--- DATA EXCERPTS Enclosed Below ---

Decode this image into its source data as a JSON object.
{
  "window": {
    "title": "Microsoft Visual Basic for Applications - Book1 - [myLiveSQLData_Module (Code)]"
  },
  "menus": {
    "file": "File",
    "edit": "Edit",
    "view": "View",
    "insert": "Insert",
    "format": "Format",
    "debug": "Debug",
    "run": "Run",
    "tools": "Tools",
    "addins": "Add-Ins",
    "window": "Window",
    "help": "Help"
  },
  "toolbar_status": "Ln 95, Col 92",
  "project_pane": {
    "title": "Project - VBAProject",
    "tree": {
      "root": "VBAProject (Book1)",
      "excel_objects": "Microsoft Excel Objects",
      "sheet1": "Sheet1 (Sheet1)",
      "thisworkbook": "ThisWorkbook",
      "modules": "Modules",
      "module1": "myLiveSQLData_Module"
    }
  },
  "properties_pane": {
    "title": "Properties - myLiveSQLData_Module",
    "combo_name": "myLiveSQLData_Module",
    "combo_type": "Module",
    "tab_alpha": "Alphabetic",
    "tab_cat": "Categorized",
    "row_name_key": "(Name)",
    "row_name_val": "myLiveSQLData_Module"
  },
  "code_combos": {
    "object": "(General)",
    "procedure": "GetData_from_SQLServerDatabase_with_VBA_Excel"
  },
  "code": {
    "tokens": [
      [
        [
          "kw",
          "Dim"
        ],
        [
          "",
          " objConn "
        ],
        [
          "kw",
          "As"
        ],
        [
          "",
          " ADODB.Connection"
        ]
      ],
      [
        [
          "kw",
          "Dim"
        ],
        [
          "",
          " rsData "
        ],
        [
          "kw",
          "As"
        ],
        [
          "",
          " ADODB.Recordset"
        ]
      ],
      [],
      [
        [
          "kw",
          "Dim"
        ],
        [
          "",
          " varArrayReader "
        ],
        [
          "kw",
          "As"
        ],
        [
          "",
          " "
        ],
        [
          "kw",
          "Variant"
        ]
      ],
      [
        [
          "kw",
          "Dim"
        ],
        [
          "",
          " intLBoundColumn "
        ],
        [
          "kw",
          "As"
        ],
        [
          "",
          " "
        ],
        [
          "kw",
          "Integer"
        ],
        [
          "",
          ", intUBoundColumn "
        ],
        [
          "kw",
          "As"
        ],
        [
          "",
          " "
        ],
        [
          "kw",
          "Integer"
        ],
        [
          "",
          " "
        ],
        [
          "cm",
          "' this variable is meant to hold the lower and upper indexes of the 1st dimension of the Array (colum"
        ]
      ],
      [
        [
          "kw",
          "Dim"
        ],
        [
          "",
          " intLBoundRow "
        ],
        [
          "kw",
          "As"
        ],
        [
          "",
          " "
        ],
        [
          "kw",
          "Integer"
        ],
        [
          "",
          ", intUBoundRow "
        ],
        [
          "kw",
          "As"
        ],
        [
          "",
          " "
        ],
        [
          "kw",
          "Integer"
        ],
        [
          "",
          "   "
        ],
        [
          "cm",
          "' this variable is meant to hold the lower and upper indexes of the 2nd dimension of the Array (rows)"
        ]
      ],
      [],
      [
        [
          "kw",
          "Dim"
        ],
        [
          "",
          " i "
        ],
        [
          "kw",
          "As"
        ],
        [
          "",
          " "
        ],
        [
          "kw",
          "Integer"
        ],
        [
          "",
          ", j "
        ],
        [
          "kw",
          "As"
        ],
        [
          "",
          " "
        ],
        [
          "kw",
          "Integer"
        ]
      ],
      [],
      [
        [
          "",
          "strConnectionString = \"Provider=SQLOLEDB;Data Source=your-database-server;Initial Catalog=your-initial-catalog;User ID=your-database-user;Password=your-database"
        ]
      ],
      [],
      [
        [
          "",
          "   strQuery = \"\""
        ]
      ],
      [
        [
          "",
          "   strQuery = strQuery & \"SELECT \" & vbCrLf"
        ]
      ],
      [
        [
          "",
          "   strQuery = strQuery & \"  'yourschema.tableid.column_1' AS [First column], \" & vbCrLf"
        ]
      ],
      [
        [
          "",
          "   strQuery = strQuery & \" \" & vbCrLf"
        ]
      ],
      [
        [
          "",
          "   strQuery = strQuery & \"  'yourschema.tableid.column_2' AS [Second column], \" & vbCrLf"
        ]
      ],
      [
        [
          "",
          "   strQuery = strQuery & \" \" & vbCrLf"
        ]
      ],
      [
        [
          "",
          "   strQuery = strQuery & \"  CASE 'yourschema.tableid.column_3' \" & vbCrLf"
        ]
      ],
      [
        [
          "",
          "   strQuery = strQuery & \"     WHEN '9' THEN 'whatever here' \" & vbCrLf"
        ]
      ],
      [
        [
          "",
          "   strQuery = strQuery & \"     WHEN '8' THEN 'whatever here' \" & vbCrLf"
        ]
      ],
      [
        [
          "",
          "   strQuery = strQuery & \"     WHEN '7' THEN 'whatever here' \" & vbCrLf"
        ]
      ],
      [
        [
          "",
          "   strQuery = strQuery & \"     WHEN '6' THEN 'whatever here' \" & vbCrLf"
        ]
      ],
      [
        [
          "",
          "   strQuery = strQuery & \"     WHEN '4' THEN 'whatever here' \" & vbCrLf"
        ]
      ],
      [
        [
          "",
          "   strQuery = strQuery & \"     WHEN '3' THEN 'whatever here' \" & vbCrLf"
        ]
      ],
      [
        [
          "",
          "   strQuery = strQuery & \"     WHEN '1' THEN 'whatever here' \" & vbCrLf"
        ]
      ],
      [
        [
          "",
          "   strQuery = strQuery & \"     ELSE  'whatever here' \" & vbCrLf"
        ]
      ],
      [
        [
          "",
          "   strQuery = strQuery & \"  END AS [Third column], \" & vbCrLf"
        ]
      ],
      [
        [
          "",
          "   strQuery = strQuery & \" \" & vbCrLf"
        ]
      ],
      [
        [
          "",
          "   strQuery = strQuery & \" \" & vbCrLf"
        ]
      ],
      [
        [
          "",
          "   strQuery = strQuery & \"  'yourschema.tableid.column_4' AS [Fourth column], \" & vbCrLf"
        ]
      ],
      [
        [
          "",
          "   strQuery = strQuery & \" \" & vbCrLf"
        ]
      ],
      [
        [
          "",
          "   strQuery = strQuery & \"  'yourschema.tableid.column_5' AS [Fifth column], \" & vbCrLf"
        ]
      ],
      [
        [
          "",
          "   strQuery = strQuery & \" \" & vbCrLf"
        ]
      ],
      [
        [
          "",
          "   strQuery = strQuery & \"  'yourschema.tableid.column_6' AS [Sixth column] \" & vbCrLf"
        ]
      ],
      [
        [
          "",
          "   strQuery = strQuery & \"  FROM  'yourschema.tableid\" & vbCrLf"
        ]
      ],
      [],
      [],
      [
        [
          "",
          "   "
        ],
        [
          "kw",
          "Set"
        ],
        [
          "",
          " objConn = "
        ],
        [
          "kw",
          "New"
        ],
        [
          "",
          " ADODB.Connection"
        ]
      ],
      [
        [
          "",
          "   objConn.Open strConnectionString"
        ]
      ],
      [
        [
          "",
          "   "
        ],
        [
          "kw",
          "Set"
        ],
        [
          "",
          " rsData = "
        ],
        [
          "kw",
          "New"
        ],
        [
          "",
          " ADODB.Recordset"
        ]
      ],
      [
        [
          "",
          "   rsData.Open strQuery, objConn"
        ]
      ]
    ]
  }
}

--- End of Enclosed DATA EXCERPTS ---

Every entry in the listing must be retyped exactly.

Decode this image into its source data as a JSON object.
{
  "window": {
    "title": "Microsoft Visual Basic for Applications - Book1 - [myLiveSQLData_Module (Code)]"
  },
  "menus": {
    "file": "File",
    "edit": "Edit",
    "view": "View",
    "insert": "Insert",
    "format": "Format",
    "debug": "Debug",
    "run": "Run",
    "tools": "Tools",
    "addins": "Add-Ins",
    "window": "Window",
    "help": "Help"
  },
  "toolbar_status": "Ln 95, Col 92",
  "project_pane": {
    "title": "Project - VBAProject",
    "tree": {
      "root": "VBAProject (Book1)",
      "excel_objects": "Microsoft Excel Objects",
      "sheet1": "Sheet1 (Sheet1)",
      "thisworkbook": "ThisWorkbook",
      "modules": "Modules",
      "module1": "myLiveSQLData_Module"
    }
  },
  "properties_pane": {
    "title": "Properties - myLiveSQLData_Module",
    "combo_name": "myLiveSQLData_Module",
    "combo_type": "Module",
    "tab_alpha": "Alphabetic",
    "tab_cat": "Categorized",
    "row_name_key": "(Name)",
    "row_name_val": "myLiveSQLData_Module"
  },
  "code_combos": {
    "object": "(General)",
    "procedure": "GetData_from_SQLServerDatabase_with_VBA_Excel"
  },
  "code": {
    "tokens": [
      [
        [
          "kw",
          "Dim"
        ],
        [
          "",
          " objConn "
        ],
        [
          "kw",
          "As"
        ],
        [
          "",
          " ADODB.Connection"
        ]
      ],
      [
        [
          "kw",
          "Dim"
        ],
        [
          "",
          " rsData "
        ],
        [
          "kw",
          "As"
        ],
        [
          "",
          " ADODB.Recordset"
        ]
      ],
      [],
      [
        [
          "kw",
          "Dim"
        ],
        [
          "",
          " varArrayReader "
        ],
        [
          "kw",
          "As"
        ],
        [
          "",
          " "
        ],
        [
          "kw",
          "Variant"
        ]
      ],
      [
        [
          "kw",
          "Dim"
        ],
        [
          "",
          " intLBoundColumn "
        ],
        [
          "kw",
          "As"
        ],
        [
          "",
          " "
        ],
        [
          "kw",
          "Integer"
        ],
        [
          "",
          ", intUBoundColumn "
        ],
        [
          "kw",
          "As"
        ],
        [
          "",
          " "
        ],
        [
          "kw",
          "Integer"
        ],
        [
          "",
          " "
        ],
        [
          "cm",
          "' this variable is meant to hold the lower and upper indexes of the 1st dimension of the Array (colum"
        ]
      ],
      [
        [
          "kw",
          "Dim"
        ],
        [
          "",
          " intLBoundRow "
        ],
        [
          "kw",
          "As"
        ],
        [
          "",
          " "
        ],
        [
          "kw",
          "Integer"
        ],
        [
          "",
          ", intUBoundRow "
        ],
        [
          "kw",
          "As"
        ],
        [
          "",
          " "
        ],
        [
          "kw",
          "Integer"
        ],
        [
          "",
          "   "
        ],
        [
          "cm",
          "' this variable is meant to hold the lower and upper indexes of the 2nd dimension of the Array (rows)"
        ]
      ],
      [],
      [
        [
          "kw",
          "Dim"
        ],
        [
          "",
          " i "
        ],
        [
          "kw",
          "As"
        ],
        [
          "",
          " "
        ],
        [
          "kw",
          "Integer"
        ],
        [
          "",
          ", j "
        ],
        [
          "kw",
          "As"
        ],
        [
          "",
          " "
        ],
        [
          "kw",
          "Integer"
        ]
      ],
      [],
      [
        [
          "",
          "strConnectionString = \"Provider=SQLOLEDB;Data Source=your-database-server;Initial Catalog=your-initial-catalog;User ID=your-database-user;Password=your-database"
        ]
      ],
      [],
      [
        [
          "",
          "   strQuery = \"\""
        ]
      ],
      [
        [
          "",
          "   strQuery = strQuery & \"SELECT \" & vbCrLf"
        ]
      ],
      [
        [
          "",
          "   strQuery = strQuery & \"  'yourschema.tableid.column_1' AS [First column], \" & vbCrLf"
        ]
      ],
      [
        [
          "",
          "   strQuery = strQuery & \" \" & vbCrLf"
        ]
      ],
      [
        [
          "",
          "   strQuery = strQuery & \"  'yourschema.tableid.column_2' AS [Second column], \" & vbCrLf"
        ]
      ],
      [
        [
          "",
          "   strQuery = strQuery & \" \" & vbCrLf"
        ]
      ],
      [
        [
          "",
          "   strQuery = strQuery & \"  CASE 'yourschema.tableid.column_3' \" & vbCrLf"
        ]
      ],
      [
        [
          "",
          "   strQuery = strQuery & \"     WHEN '9' THEN 'whatever here' \" & vbCrLf"
        ]
      ],
      [
        [
          "",
          "   strQuery = strQuery & \"     WHEN '8' THEN 'whatever here' \" & vbCrLf"
        ]
      ],
      [
        [
          "",
          "   strQuery = strQuery & \"     WHEN '7' THEN 'whatever here' \" & vbCrLf"
        ]
      ],
      [
        [
          "",
          "   strQuery = strQuery & \"     WHEN '6' THEN 'whatever here' \" & vbCrLf"
        ]
      ],
      [
        [
          "",
          "   strQuery = strQuery & \"     WHEN '4' THEN 'whatever here' \" & vbCrLf"
        ]
      ],
      [
        [
          "",
          "   strQuery = strQuery & \"     WHEN '3' THEN 'whatever here' \" & vbCrLf"
        ]
      ],
      [
        [
          "",
          "   strQuery = strQuery & \"     WHEN '1' THEN 'whatever here' \" & vbCrLf"
        ]
      ],
      [
        [
          "",
          "   strQuery = strQuery & \"     ELSE  'whatever here' \" & vbCrLf"
        ]
      ],
      [
        [
          "",
          "   strQuery = strQuery & \"  END AS [Third column], \" & vbCrLf"
        ]
      ],
      [
        [
          "",
          "   strQuery = strQuery & \" \" & vbCrLf"
        ]
      ],
      [
        [
          "",
          "   strQuery = strQuery & \" \" & vbCrLf"
        ]
      ],
      [
        [
          "",
          "   strQuery = strQuery & \"  'yourschema.tableid.column_4' AS [Fourth column], \" & vbCrLf"
        ]
      ],
      [
        [
          "",
          "   strQuery = strQuery & \" \" & vbCrLf"
        ]
      ],
      [
        [
          "",
          "   strQuery = strQuery & \"  'yourschema.tableid.column_5' AS [Fifth column], \" & vbCrLf"
        ]
      ],
      [
        [
          "",
          "   strQuery = strQuery & \" \" & vbCrLf"
        ]
      ],
      [
        [
          "",
          "   strQuery = strQuery & \"  'yourschema.tableid.column_6' AS [Sixth column] \" & vbCrLf"
        ]
      ],
      [
        [
          "",
          "   strQuery = strQuery & \"  FROM  'yourschema.tableid\" & vbCrLf"
        ]
      ],
      [],
      [],
      [
        [
          "",
          "   "
        ],
        [
          "kw",
          "Set"
        ],
        [
          "",
          " objConn = "
        ],
        [
          "kw",
          "New"
        ],
        [
          "",
          " ADODB.Connection"
        ]
      ],
      [
        [
          "",
          "   objConn.Open strConnectionString"
        ]
      ],
      [
        [
          "",
          "   "
        ],
        [
          "kw",
          "Set"
        ],
        [
          "",
          " rsData = "
        ],
        [
          "kw",
          "New"
        ],
        [
          "",
          " ADODB.Recordset"
        ]
      ],
      [
        [
          "",
          "   rsData.Open strQuery, objConn"
        ]
      ]
    ]
  }
}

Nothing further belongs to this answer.